Your answer should be every line from the records that contains "text".

*** Opening Records to use ***

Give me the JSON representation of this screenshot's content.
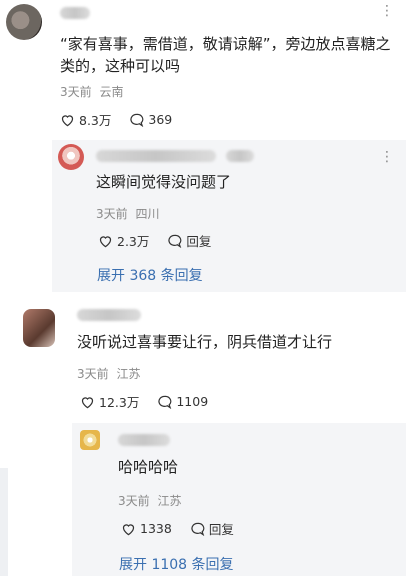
{
  "comments": [
    {
      "avatar_colors": [
        "#6c6660",
        "#9a8f88",
        "#2f2a27"
      ],
      "text": "“家有喜事，需借道，敬请谅解”，旁边放点喜糖之类的，这种可以吗",
      "time": "3天前",
      "location": "云南",
      "likes": "8.3万",
      "replies_count": "369",
      "icon": "more-icon"
    },
    {
      "avatar_colors": [
        "#d45a55",
        "#f0c6c0",
        "#ffffff"
      ],
      "text": "这瞬间觉得没问题了",
      "time": "3天前",
      "location": "四川",
      "likes": "2.3万",
      "reply_label": "回复",
      "icon": "more-icon"
    },
    {
      "expand_label": "展开 368 条回复"
    },
    {
      "avatar_colors": [
        "#5a3a2f",
        "#b07a6a",
        "#d8c3b8"
      ],
      "text": "没听说过喜事要让行，阴兵借道才让行",
      "time": "3天前",
      "location": "江苏",
      "likes": "12.3万",
      "replies_count": "1109"
    },
    {
      "avatar_colors": [
        "#e6b64a",
        "#f2dc98",
        "#ffffff"
      ],
      "text": "哈哈哈哈",
      "time": "3天前",
      "location": "江苏",
      "likes": "1338",
      "reply_label": "回复"
    },
    {
      "expand_label": "展开 1108 条回复"
    }
  ]
}
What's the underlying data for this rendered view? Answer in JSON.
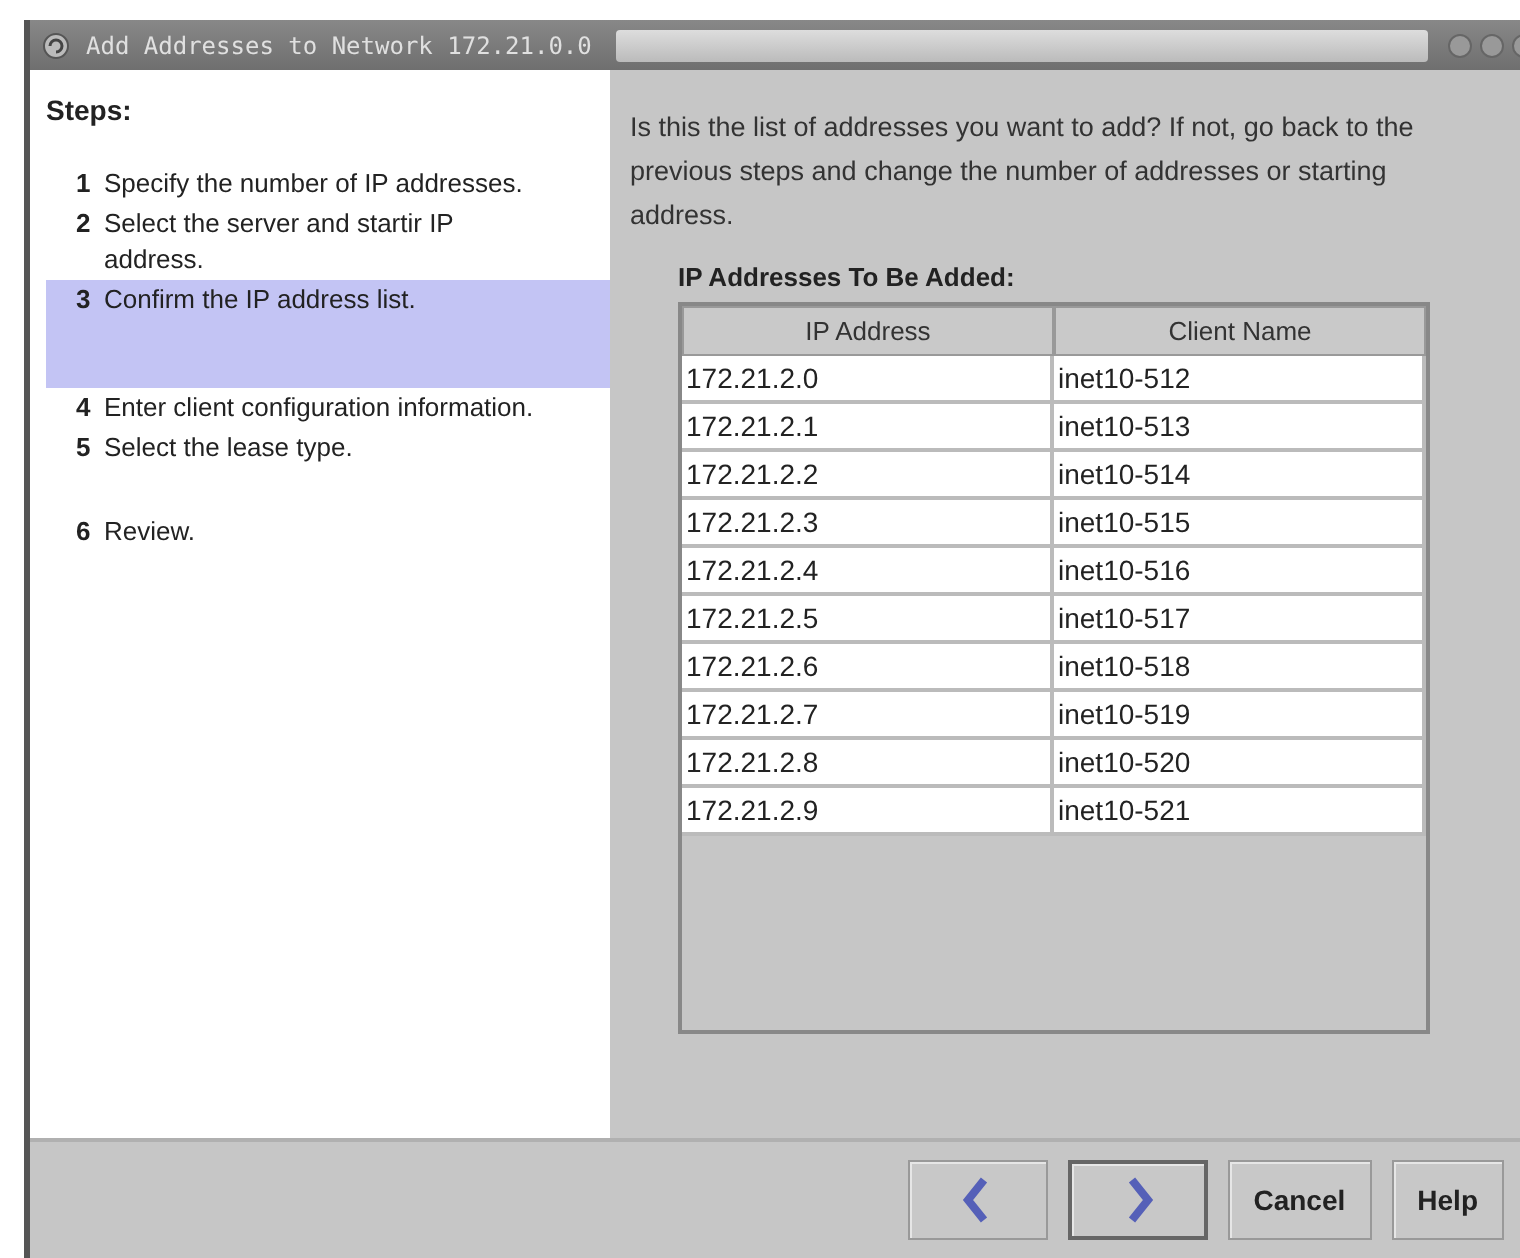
{
  "window": {
    "title": "Add Addresses to Network 172.21.0.0"
  },
  "steps": {
    "heading": "Steps:",
    "items": [
      {
        "number": "1",
        "text": "Specify the number of IP addresses.",
        "selected": false
      },
      {
        "number": "2",
        "text": "Select the server and startir IP address.",
        "selected": false
      },
      {
        "number": "3",
        "text": "Confirm the IP address list.",
        "selected": true
      },
      {
        "number": "4",
        "text": "Enter client configuration information.",
        "selected": false
      },
      {
        "number": "5",
        "text": "Select the lease type.",
        "selected": false
      },
      {
        "number": "6",
        "text": "Review.",
        "selected": false
      }
    ]
  },
  "instructions": "Is this the list of addresses you want to add?  If not, go back to the previous steps and change the number of addresses or starting address.",
  "table": {
    "title": "IP Addresses To Be Added:",
    "columns": [
      "IP Address",
      "Client Name"
    ],
    "rows": [
      [
        "172.21.2.0",
        "inet10-512"
      ],
      [
        "172.21.2.1",
        "inet10-513"
      ],
      [
        "172.21.2.2",
        "inet10-514"
      ],
      [
        "172.21.2.3",
        "inet10-515"
      ],
      [
        "172.21.2.4",
        "inet10-516"
      ],
      [
        "172.21.2.5",
        "inet10-517"
      ],
      [
        "172.21.2.6",
        "inet10-518"
      ],
      [
        "172.21.2.7",
        "inet10-519"
      ],
      [
        "172.21.2.8",
        "inet10-520"
      ],
      [
        "172.21.2.9",
        "inet10-521"
      ]
    ]
  },
  "buttons": [
    {
      "kind": "back"
    },
    {
      "kind": "next"
    },
    {
      "kind": "text",
      "label": "Cancel"
    },
    {
      "kind": "text",
      "label": "Help"
    }
  ]
}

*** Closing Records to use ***

Response area
      "text": "“家有喜事，需借道，敬请谅解”，旁边放点喜糖之类的，这种可以吗",
      "text": "这瞬间觉得没问题了",
      "text": "没听说过喜事要让行，阴兵借道才让行",
      "text": "哈哈哈哈",
        "text": "Specify the number of IP addresses.",
        "text": "Select the server and startir IP address.",
        "text": "Confirm the IP address list.",
        "text": "Enter client configuration information.",
        "text": "Select the lease type.",
        "text": "Review.",
      "kind": "text",
      "kind": "text",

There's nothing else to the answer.